Jyotiprasad was a great feminist. He followed in the foot-steps of his role model Srimanta Sankaradeva, who had spoken of women’s rights way back in fifteenth-sixteenth century in compositions like Harishchandra Upakhyan and Uttarakanda Ramayana. Like any other Assamese litterateur-artist, Jyotiprasad also was influenced by the father of Assamese nation, Srimanta Sankaradeva. Jyotiprasad took up the cause of women in his stories and plays, which were almost always dominated by female characters. Even his film ‘Joymati’ was the saga of a great woman Joymati, whose sacrifice helped bring about a much needed political change during the Ahom reign. It is true, Jyotiprasad’s stories, plays and films had tragedy embedded in them. But he highlighted the aspirations and rights of women in his writings very forcefully. The tragedy added an extra dimension to that.

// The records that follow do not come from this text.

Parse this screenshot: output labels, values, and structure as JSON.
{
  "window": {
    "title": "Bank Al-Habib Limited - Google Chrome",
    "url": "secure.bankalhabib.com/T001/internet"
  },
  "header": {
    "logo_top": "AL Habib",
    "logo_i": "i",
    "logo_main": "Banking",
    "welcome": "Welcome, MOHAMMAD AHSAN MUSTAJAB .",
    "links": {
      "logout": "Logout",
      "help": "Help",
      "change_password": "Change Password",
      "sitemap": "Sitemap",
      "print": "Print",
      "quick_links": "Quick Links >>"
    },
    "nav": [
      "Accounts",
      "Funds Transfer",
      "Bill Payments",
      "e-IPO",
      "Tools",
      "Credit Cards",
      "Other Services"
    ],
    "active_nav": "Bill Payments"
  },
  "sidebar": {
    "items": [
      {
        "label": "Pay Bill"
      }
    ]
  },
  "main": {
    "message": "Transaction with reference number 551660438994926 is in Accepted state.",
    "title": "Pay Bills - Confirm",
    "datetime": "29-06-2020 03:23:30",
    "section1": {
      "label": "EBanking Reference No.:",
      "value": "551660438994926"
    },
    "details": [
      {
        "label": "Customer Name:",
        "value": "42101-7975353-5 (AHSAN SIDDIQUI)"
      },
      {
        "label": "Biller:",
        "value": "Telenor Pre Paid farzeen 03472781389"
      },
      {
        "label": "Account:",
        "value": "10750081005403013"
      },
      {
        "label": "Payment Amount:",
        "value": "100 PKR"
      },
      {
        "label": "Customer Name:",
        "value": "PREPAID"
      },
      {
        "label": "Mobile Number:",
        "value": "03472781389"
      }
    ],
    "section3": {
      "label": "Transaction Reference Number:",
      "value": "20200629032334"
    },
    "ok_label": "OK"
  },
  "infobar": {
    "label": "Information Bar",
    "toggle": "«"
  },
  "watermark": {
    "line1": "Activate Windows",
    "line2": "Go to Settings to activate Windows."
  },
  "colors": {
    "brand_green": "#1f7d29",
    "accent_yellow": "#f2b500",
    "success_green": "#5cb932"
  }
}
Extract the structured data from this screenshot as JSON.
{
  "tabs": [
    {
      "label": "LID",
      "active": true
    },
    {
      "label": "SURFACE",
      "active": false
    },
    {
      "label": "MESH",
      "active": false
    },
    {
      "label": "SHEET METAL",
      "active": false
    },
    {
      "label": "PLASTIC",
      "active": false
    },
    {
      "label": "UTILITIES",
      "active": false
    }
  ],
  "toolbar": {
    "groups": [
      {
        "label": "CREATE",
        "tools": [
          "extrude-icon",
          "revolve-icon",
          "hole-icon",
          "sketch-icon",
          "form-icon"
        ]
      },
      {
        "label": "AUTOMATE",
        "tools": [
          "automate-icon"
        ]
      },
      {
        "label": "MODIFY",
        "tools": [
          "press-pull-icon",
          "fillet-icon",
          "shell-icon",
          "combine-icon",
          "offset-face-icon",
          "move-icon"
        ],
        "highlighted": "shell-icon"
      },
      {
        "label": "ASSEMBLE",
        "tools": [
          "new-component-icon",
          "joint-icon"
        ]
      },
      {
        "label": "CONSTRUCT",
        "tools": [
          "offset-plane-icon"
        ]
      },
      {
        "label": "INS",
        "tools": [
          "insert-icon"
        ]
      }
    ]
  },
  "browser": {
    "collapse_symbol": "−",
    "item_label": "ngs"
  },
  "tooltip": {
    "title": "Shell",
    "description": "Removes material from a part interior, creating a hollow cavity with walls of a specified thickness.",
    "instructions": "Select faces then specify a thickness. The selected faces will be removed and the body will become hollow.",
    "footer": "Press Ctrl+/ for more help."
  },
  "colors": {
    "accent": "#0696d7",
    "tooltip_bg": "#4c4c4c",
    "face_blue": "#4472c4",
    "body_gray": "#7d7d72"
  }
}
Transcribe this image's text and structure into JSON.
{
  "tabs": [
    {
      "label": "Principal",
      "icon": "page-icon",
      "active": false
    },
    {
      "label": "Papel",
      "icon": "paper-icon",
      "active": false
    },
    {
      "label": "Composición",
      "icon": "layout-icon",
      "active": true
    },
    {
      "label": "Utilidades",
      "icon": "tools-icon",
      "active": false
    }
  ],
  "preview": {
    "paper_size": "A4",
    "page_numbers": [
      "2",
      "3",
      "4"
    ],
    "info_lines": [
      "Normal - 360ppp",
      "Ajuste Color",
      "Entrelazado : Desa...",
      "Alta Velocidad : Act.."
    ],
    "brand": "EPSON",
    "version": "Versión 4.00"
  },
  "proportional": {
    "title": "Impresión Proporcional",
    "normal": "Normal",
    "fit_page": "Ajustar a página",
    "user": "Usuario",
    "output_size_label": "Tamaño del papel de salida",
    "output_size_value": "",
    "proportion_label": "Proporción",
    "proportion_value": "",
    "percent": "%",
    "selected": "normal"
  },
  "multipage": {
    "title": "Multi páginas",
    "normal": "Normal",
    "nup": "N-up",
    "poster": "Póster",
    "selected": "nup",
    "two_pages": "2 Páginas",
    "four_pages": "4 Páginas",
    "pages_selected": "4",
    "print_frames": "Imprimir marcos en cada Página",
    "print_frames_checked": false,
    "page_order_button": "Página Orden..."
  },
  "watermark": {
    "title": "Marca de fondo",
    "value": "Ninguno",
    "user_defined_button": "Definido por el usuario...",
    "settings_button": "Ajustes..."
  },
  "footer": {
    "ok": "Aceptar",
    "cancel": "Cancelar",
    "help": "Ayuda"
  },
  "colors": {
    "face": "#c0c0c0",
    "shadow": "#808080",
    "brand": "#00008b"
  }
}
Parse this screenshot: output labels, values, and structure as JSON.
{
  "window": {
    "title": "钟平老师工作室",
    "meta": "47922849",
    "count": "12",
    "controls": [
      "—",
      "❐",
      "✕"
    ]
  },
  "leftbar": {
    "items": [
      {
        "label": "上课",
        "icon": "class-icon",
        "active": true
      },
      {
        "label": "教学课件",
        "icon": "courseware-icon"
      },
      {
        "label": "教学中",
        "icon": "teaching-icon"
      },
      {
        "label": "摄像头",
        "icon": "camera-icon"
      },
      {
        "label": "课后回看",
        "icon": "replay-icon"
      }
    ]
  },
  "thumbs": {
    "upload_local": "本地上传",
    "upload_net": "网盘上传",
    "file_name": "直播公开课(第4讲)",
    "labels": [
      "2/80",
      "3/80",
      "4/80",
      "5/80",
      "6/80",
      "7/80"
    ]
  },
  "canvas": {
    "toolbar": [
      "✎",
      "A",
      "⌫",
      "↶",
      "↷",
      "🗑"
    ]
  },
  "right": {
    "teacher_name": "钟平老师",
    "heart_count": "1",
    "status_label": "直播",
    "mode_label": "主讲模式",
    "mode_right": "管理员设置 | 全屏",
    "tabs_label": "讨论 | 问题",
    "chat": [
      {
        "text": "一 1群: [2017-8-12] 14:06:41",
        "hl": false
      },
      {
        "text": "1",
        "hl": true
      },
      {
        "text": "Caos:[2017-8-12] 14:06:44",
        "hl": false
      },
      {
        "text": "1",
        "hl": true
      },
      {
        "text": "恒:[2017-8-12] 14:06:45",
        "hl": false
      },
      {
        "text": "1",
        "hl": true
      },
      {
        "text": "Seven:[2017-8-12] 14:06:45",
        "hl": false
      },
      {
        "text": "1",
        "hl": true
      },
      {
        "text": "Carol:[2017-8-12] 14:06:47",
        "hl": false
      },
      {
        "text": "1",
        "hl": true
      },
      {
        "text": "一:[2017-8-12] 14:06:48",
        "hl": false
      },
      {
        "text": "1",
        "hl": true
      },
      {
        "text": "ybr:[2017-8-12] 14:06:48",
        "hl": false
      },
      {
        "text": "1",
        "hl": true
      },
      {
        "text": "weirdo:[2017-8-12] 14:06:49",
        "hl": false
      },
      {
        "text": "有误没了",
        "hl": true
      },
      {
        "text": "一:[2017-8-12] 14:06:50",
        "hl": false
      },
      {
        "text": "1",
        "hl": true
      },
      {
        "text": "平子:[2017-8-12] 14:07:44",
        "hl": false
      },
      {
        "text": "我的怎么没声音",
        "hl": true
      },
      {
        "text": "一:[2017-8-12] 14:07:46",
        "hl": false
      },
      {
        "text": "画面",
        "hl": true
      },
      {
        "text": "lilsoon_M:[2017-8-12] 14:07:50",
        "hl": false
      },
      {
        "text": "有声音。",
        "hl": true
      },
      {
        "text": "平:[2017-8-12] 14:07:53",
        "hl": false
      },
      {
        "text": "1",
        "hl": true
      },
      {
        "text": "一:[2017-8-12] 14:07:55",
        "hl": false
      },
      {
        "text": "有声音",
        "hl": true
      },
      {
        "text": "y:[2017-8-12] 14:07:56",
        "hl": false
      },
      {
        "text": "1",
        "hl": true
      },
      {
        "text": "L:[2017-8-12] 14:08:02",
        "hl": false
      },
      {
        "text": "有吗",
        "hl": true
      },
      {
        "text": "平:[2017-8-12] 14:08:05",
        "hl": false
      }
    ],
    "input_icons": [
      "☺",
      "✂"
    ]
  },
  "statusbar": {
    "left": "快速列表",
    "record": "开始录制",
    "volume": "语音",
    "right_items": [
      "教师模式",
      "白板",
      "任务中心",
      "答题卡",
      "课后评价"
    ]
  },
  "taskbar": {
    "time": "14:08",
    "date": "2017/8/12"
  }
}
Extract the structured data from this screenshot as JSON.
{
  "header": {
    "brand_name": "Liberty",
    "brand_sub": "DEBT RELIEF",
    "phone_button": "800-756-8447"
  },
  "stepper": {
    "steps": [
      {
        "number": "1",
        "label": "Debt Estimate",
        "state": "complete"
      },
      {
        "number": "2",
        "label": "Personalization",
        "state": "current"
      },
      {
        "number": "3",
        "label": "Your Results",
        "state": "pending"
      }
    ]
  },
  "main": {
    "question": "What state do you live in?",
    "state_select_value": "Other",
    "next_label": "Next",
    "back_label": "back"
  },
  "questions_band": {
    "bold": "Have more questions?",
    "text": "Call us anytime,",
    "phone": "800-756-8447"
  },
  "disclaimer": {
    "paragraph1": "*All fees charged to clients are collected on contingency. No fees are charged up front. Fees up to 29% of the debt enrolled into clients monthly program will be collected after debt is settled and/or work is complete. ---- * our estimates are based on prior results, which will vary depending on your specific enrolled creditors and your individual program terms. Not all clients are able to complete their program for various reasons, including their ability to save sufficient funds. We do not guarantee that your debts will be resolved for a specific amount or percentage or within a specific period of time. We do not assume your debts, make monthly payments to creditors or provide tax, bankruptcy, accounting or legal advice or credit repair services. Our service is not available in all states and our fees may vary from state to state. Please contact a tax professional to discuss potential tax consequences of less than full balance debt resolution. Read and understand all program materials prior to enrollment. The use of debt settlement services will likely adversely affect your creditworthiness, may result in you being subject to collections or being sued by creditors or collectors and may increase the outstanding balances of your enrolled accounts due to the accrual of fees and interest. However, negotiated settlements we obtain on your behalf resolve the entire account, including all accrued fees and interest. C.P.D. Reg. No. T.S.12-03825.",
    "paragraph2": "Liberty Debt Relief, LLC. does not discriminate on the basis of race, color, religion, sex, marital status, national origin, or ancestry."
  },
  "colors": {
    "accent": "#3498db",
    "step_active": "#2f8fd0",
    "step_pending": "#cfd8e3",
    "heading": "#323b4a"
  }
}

Jyotiprasad showed entrepreneurial spirit way back in early twentieth century, when there were very few entrepreneurs in the state. He was associated with tea industry as his family owned the famous Tamulbari Tea Estate. In fact he was born in that tea estate itself. Then he delved into the entertainment industry by making the first ever Assamese feature film Joymoti. Since there was no cinema hall to show films, he established the Jonaki cinema hall in Tezpur in 1937. Then he inspired his brother Tarun Kumar Agarwala to launch an Assamese daily Dainik Asomiya. But these entrepreneurship was not with the traditional profit motive of the capitalists. He believed in welfare economics. When he functioned as the resident director of the Tamulbari Tea Estate, he opened a school for the children of the labourers. Not only that, he sent his own children to study in that school. This was an unheard of thing. He clearly did not remain a capitalist any more. He was declassed. It was also pertinent that he liked children very much. That was why he wrote several stories for children. Of course that was quite expected from an artist with strong aesthatic and ethical sense.